One application of this utility could be to allow the ContrOCC generated PDF exports to be inspected and checked against a set of expected results. This would allow PDF exports to be checked during the automated tests. Initially, the automated tests would check that the text content is as expected and could be extended to include the positioning of the text and the type of fonts that were used in the export. Ultimately, once the structure of the files is more fully understood, this utility could be used to allow PDF files to be generated.
This was an ambitious Hack Day project that needed more than the one day that was allocated. I estimate that it would take at least a week to complete the parser with the appropriate automated test code.
Jo Lloyd – Alternative help navigation
Our current help technology has many good features, but lacks the ability to deal well with simultaneously providing descriptive (“what is this field?”) and functional (“how do I … ?”) help. While the text, being endlessly flexible, can easily encompass all kinds of help, there is no automated and structured means to point users to different paths through the content.
- We need to provide a description of every field on every form. But we would also like to provide activity-based help based on where the user is – eg how to disregard a property, how to carry forward a payment, whatever.
- The current approach to Help in widely used applications like Office largely abandons context in favour of search. But I think our context-related help is important, and I would like to maintain the principle that pressing the F1 key always shows you something useful, rather than requiring more clicks or a search before anything is shown.
- One thing I do like about Office Help is that in addition to a title, it shows you a snippet of each item in a list of links. It would be nice to include something like that.
- The tree structure on the left of our current help seems to me very useful, and I’d like to retain that functionality (or something like it).
How it is now
- I’ve illustrated a simple approach (conceptually, that is), which just adds some options to what we already have via a new menu bar offering context-related links of two (or indeed potentially more) kinds. F1 would open the help for the current position, as now, and this would set the initial context of the dynamic menus.
- I have imagined that tags would be used to set the relationships between items, as it is both relatively low maintenance and familiar.

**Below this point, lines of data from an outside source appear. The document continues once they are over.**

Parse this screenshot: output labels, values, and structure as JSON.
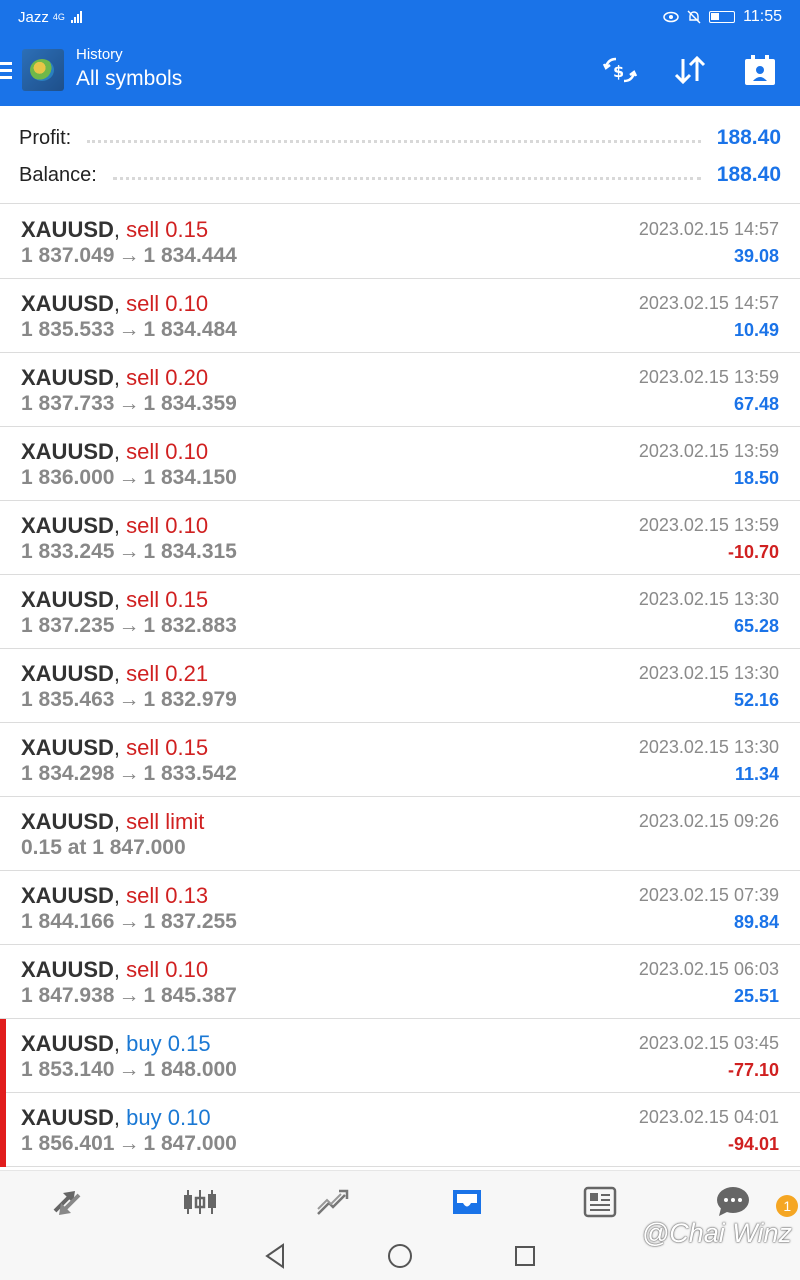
{
  "status_bar": {
    "carrier": "Jazz",
    "network": "4G",
    "time": "11:55",
    "icons": [
      "eye-icon",
      "mute-bell-icon",
      "battery-icon"
    ]
  },
  "app_bar": {
    "subtitle": "History",
    "title": "All symbols",
    "actions": [
      "currency-exchange-icon",
      "sort-icon",
      "calendar-icon"
    ]
  },
  "summary": {
    "profit_label": "Profit:",
    "profit_value": "188.40",
    "balance_label": "Balance:",
    "balance_value": "188.40"
  },
  "trades": [
    {
      "symbol": "XAUUSD",
      "side": "sell 0.15",
      "type": "sell",
      "open": "1 837.049",
      "close": "1 834.444",
      "time": "2023.02.15 14:57",
      "profit": "39.08",
      "sign": "pos"
    },
    {
      "symbol": "XAUUSD",
      "side": "sell 0.10",
      "type": "sell",
      "open": "1 835.533",
      "close": "1 834.484",
      "time": "2023.02.15 14:57",
      "profit": "10.49",
      "sign": "pos"
    },
    {
      "symbol": "XAUUSD",
      "side": "sell 0.20",
      "type": "sell",
      "open": "1 837.733",
      "close": "1 834.359",
      "time": "2023.02.15 13:59",
      "profit": "67.48",
      "sign": "pos"
    },
    {
      "symbol": "XAUUSD",
      "side": "sell 0.10",
      "type": "sell",
      "open": "1 836.000",
      "close": "1 834.150",
      "time": "2023.02.15 13:59",
      "profit": "18.50",
      "sign": "pos"
    },
    {
      "symbol": "XAUUSD",
      "side": "sell 0.10",
      "type": "sell",
      "open": "1 833.245",
      "close": "1 834.315",
      "time": "2023.02.15 13:59",
      "profit": "-10.70",
      "sign": "neg"
    },
    {
      "symbol": "XAUUSD",
      "side": "sell 0.15",
      "type": "sell",
      "open": "1 837.235",
      "close": "1 832.883",
      "time": "2023.02.15 13:30",
      "profit": "65.28",
      "sign": "pos"
    },
    {
      "symbol": "XAUUSD",
      "side": "sell 0.21",
      "type": "sell",
      "open": "1 835.463",
      "close": "1 832.979",
      "time": "2023.02.15 13:30",
      "profit": "52.16",
      "sign": "pos"
    },
    {
      "symbol": "XAUUSD",
      "side": "sell 0.15",
      "type": "sell",
      "open": "1 834.298",
      "close": "1 833.542",
      "time": "2023.02.15 13:30",
      "profit": "11.34",
      "sign": "pos"
    },
    {
      "symbol": "XAUUSD",
      "side": "sell limit",
      "type": "sell",
      "order_text": "0.15 at 1 847.000",
      "time": "2023.02.15 09:26",
      "profit": "",
      "sign": "pos"
    },
    {
      "symbol": "XAUUSD",
      "side": "sell 0.13",
      "type": "sell",
      "open": "1 844.166",
      "close": "1 837.255",
      "time": "2023.02.15 07:39",
      "profit": "89.84",
      "sign": "pos"
    },
    {
      "symbol": "XAUUSD",
      "side": "sell 0.10",
      "type": "sell",
      "open": "1 847.938",
      "close": "1 845.387",
      "time": "2023.02.15 06:03",
      "profit": "25.51",
      "sign": "pos"
    },
    {
      "symbol": "XAUUSD",
      "side": "buy 0.15",
      "type": "buy",
      "open": "1 853.140",
      "close": "1 848.000",
      "time": "2023.02.15 03:45",
      "profit": "-77.10",
      "sign": "neg",
      "marker": true
    },
    {
      "symbol": "XAUUSD",
      "side": "buy 0.10",
      "type": "buy",
      "open": "1 856.401",
      "close": "1 847.000",
      "time": "2023.02.15 04:01",
      "profit": "-94.01",
      "sign": "neg",
      "marker": true
    }
  ],
  "arrow_glyph": "→",
  "comma": ",",
  "bottom_nav": {
    "items": [
      "quotes-icon",
      "chart-icon",
      "trade-icon",
      "history-icon",
      "news-icon",
      "chat-icon"
    ],
    "active": "history-icon",
    "chat_badge": "1"
  },
  "watermark": "@Chai Winz",
  "colors": {
    "accent": "#1a73e8",
    "sell": "#d02020",
    "buy": "#1a78d4",
    "loss_marker": "#e11d1d"
  }
}
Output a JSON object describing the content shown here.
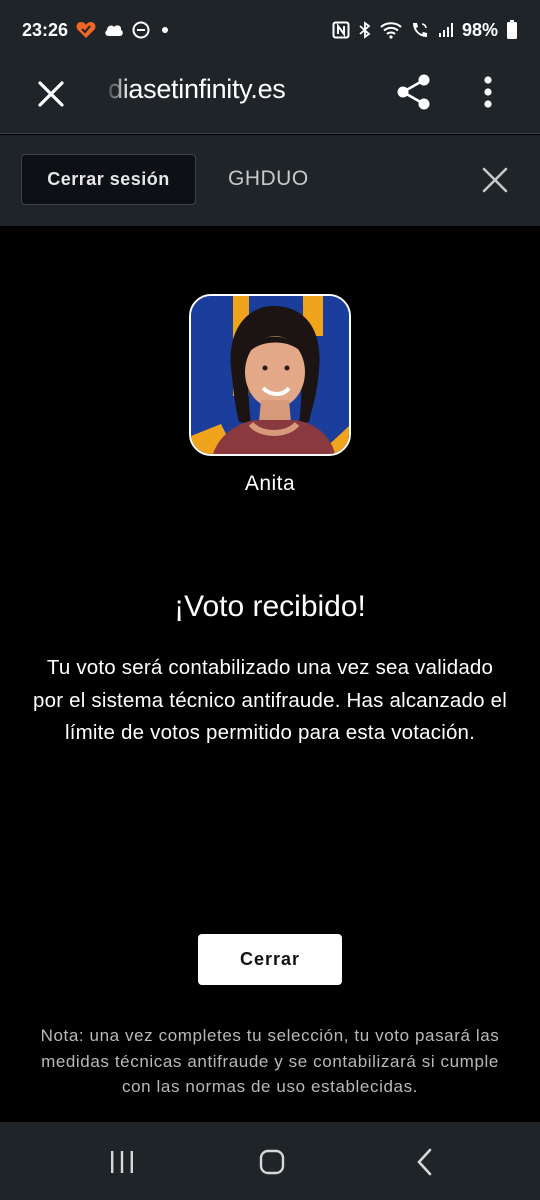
{
  "status_bar": {
    "time": "23:26",
    "battery": "98%",
    "icons": [
      "dating-app-heart-icon",
      "cloud-icon",
      "do-not-disturb-icon",
      "dot-icon",
      "nfc-icon",
      "bluetooth-icon",
      "wifi-icon",
      "wifi-calling-icon",
      "signal-icon",
      "battery-icon"
    ]
  },
  "browser": {
    "url": "diasetinfinity.es",
    "close_icon": "close-icon",
    "share_icon": "share-icon",
    "menu_icon": "more-vert-icon"
  },
  "session": {
    "logout_label": "Cerrar sesión",
    "user_code": "GHDUO",
    "close_icon": "close-icon"
  },
  "vote": {
    "candidate_name": "Anita",
    "title": "¡Voto recibido!",
    "message": "Tu voto será contabilizado una vez sea validado por el sistema técnico antifraude. Has alcanzado el límite de votos permitido para esta votación.",
    "close_button_label": "Cerrar",
    "note": "Nota: una vez completes tu selección, tu voto pasará las medidas técnicas antifraude y se contabilizará si cumple con las normas de uso establecidas."
  },
  "nav_bar": {
    "icons": [
      "recents-icon",
      "home-icon",
      "back-icon"
    ]
  },
  "colors": {
    "chrome_bg": "#1f2429",
    "page_bg": "#000000",
    "avatar_bg": "#1b3d9c",
    "avatar_accent": "#f0a41c"
  }
}
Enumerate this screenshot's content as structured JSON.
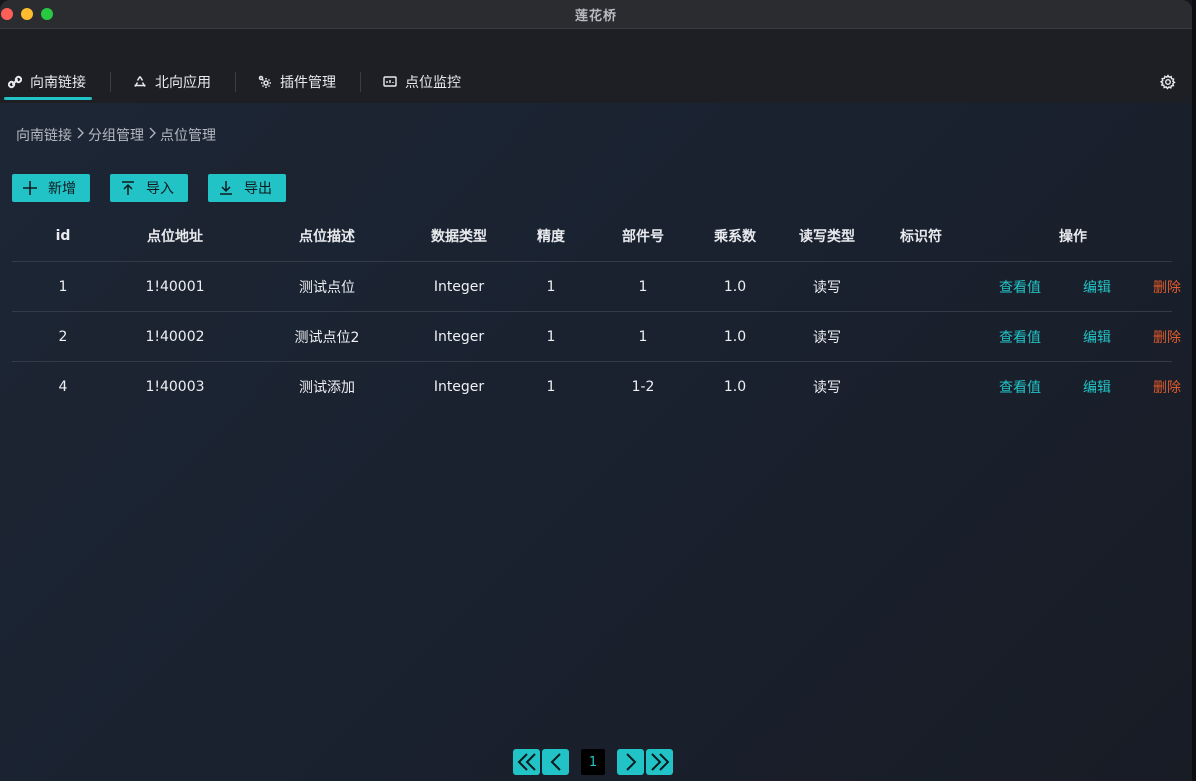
{
  "app": {
    "title": "莲花桥"
  },
  "tabs": [
    {
      "label": "向南链接",
      "icon": "link-icon",
      "active": true
    },
    {
      "label": "北向应用",
      "icon": "recycle-icon"
    },
    {
      "label": "插件管理",
      "icon": "plugin-gear-icon"
    },
    {
      "label": "点位监控",
      "icon": "monitor-icon"
    }
  ],
  "breadcrumb": [
    "向南链接",
    "分组管理",
    "点位管理"
  ],
  "toolbar": {
    "add_label": "新增",
    "import_label": "导入",
    "export_label": "导出"
  },
  "table": {
    "columns": [
      "id",
      "点位地址",
      "点位描述",
      "数据类型",
      "精度",
      "部件号",
      "乘系数",
      "读写类型",
      "标识符",
      "操作"
    ],
    "rows": [
      {
        "id": "1",
        "address": "1!40001",
        "desc": "测试点位",
        "type": "Integer",
        "precision": "1",
        "part": "1",
        "mult": "1.0",
        "rw": "读写",
        "ident": ""
      },
      {
        "id": "2",
        "address": "1!40002",
        "desc": "测试点位2",
        "type": "Integer",
        "precision": "1",
        "part": "1",
        "mult": "1.0",
        "rw": "读写",
        "ident": ""
      },
      {
        "id": "4",
        "address": "1!40003",
        "desc": "测试添加",
        "type": "Integer",
        "precision": "1",
        "part": "1-2",
        "mult": "1.0",
        "rw": "读写",
        "ident": ""
      }
    ],
    "actions": {
      "view": "查看值",
      "edit": "编辑",
      "delete": "删除"
    }
  },
  "pagination": {
    "current_page": "1"
  },
  "colors": {
    "accent": "#22c3c6",
    "danger": "#e05a2b"
  }
}
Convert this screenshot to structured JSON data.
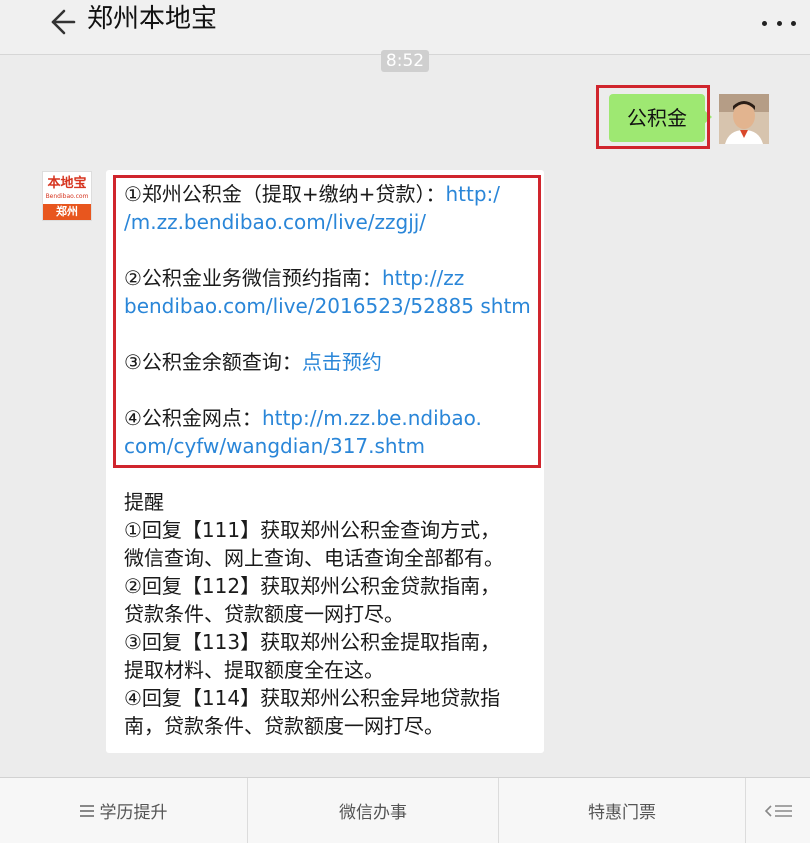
{
  "header": {
    "title": "郑州本地宝",
    "back_icon": "arrow-left-icon",
    "more_icon": "more-dots-icon"
  },
  "time_badge": "8:52",
  "sent_message": {
    "text": "公积金"
  },
  "bot": {
    "logo_text": "本地宝",
    "logo_sub": "Bendibao.com",
    "logo_city": "郑州"
  },
  "reply": {
    "item1_label": "①郑州公积金（提取+缴纳+贷款）：",
    "item1_link_a": "http:/",
    "item1_link_b": "/m.zz.bendibao.com/live/zzgjj/",
    "item2_label": "②公积金业务微信预约指南：",
    "item2_link_a": "http://zz",
    "item2_link_b": "bendibao.com/live/2016523/52885 shtm",
    "item3_label": "③公积金余额查询：",
    "item3_link": "点击预约",
    "item4_label": "④公积金网点：",
    "item4_link_a": "http://m.zz.be.ndibao.",
    "item4_link_b": "com/cyfw/wangdian/317.shtm",
    "reminder_title": "提醒",
    "reminder_lines": [
      "①回复【111】获取郑州公积金查询方式，",
      "微信查询、网上查询、电话查询全部都有。",
      "②回复【112】获取郑州公积金贷款指南，",
      "贷款条件、贷款额度一网打尽。",
      "③回复【113】获取郑州公积金提取指南，",
      "提取材料、提取额度全在这。",
      "④回复【114】获取郑州公积金异地贷款指",
      "南，贷款条件、贷款额度一网打尽。"
    ]
  },
  "bottom_menu": {
    "items": [
      "学历提升",
      "微信办事",
      "特惠门票"
    ],
    "menu_icon": "hamburger-icon",
    "keyboard_toggle_icon": "keyboard-toggle-icon"
  },
  "colors": {
    "sent_bubble": "#9ee872",
    "link": "#2a86d8",
    "highlight_border": "#d0252d",
    "background": "#ececec"
  }
}
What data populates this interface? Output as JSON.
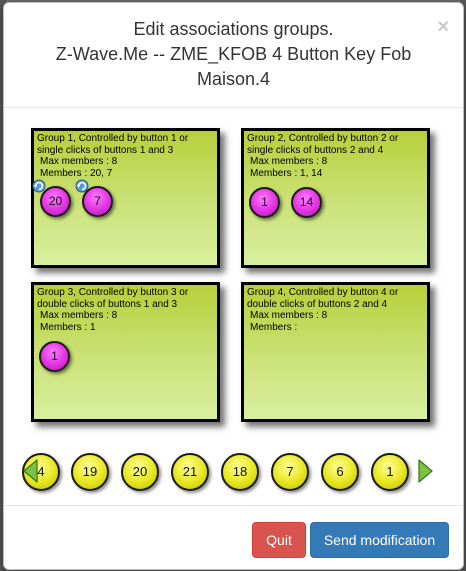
{
  "modal": {
    "title_line1": "Edit associations groups.",
    "title_line2": "Z-Wave.Me -- ZME_KFOB 4 Button Key Fob",
    "title_line3": "Maison.4",
    "close_label": "×"
  },
  "groups": [
    {
      "line1": "Group 1, Controlled by button 1 or",
      "line2": "single clicks of buttons 1 and 3",
      "max": "Max members : 8",
      "members_label": "Members : 20, 7",
      "members": [
        "20",
        "7"
      ]
    },
    {
      "line1": "Group 2, Controlled by button 2 or",
      "line2": "single clicks of buttons 2 and 4",
      "max": "Max members : 8",
      "members_label": "Members : 1, 14",
      "members": [
        "1",
        "14"
      ]
    },
    {
      "line1": "Group 3, Controlled by button 3 or",
      "line2": "double clicks of buttons 1 and 3",
      "max": "Max members : 8",
      "members_label": "Members : 1",
      "members": [
        "1"
      ]
    },
    {
      "line1": "Group 4, Controlled by button 4 or",
      "line2": "double clicks of buttons 2 and 4",
      "max": "Max members : 8",
      "members_label": "Members :",
      "members": []
    }
  ],
  "node_strip": {
    "nodes": [
      "4",
      "19",
      "20",
      "21",
      "18",
      "7",
      "6",
      "1"
    ],
    "prev_icon": "arrow-left-icon",
    "next_icon": "arrow-right-icon"
  },
  "footer": {
    "quit_label": "Quit",
    "send_label": "Send modification"
  },
  "colors": {
    "group_fill": "#cbe279",
    "member_fill": "#e83ee8",
    "node_fill": "#e6e61d",
    "quit_button": "#d9534f",
    "send_button": "#337ab7"
  }
}
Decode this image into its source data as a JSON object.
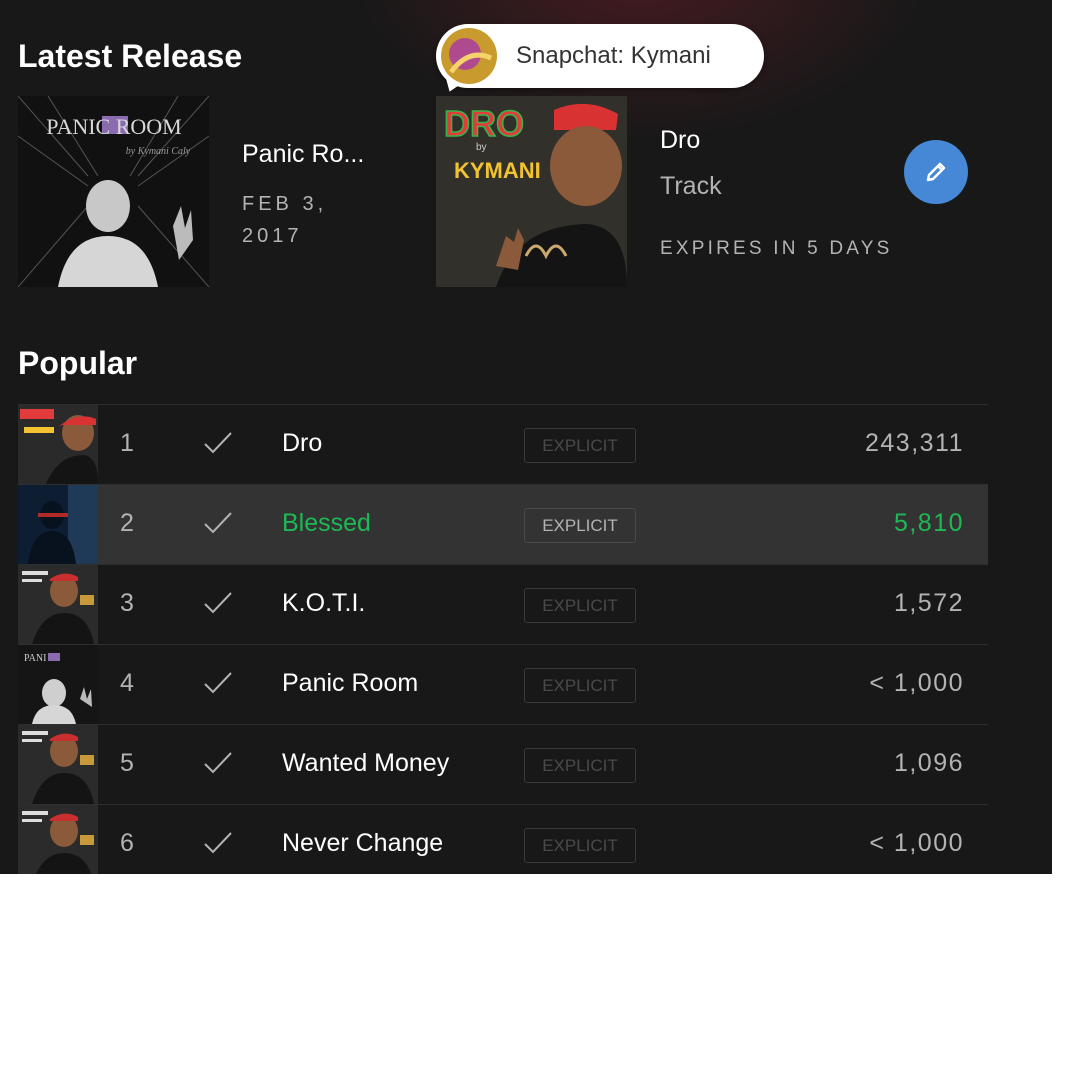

But manually maintained lists could also be used.
- I have assumed that index and search options remain much as now (although I haven’t illustrated them).
- I should stress that this is all purely hypothetical and I have not spent any time investigating technical solutions.
Providing more options
The Related menu
The How to menu
How it might look with snippets
Jon Bowen – Planner-style timesheet UI
With significant help from Chris Smith I have created an “alternative” UI for OCCult (our internal timesheet system). This is not intended as a replacement for the existing timesheet entry form, but as an addition that considerably simplifies timesheet entry for people with particular kinds of working patterns:
- People who have largely the same project for all their work
- People who record their work in their notes by time of day rather than by hours worked
- People who prefer visual to verbal reasoning (thought that’s not a working pattern!)
- People who work on several projects at once, recording some time for each project every day.
The new UI is visually completed, and partly coded. There are still many bugs, and some features that aren’t implemented at all. Some staff have evaluated the new UI, and despite some networking problems which leave the demo file locked, and other MS Office installation problems on some workstations that prevent the new UI from opening, feedback has been broadly positive, with some negative. However, only a minority of staff have provided feedback. The most negative feedback has been from staff who are already happy with the existing UI and don’t see the need for an alternative.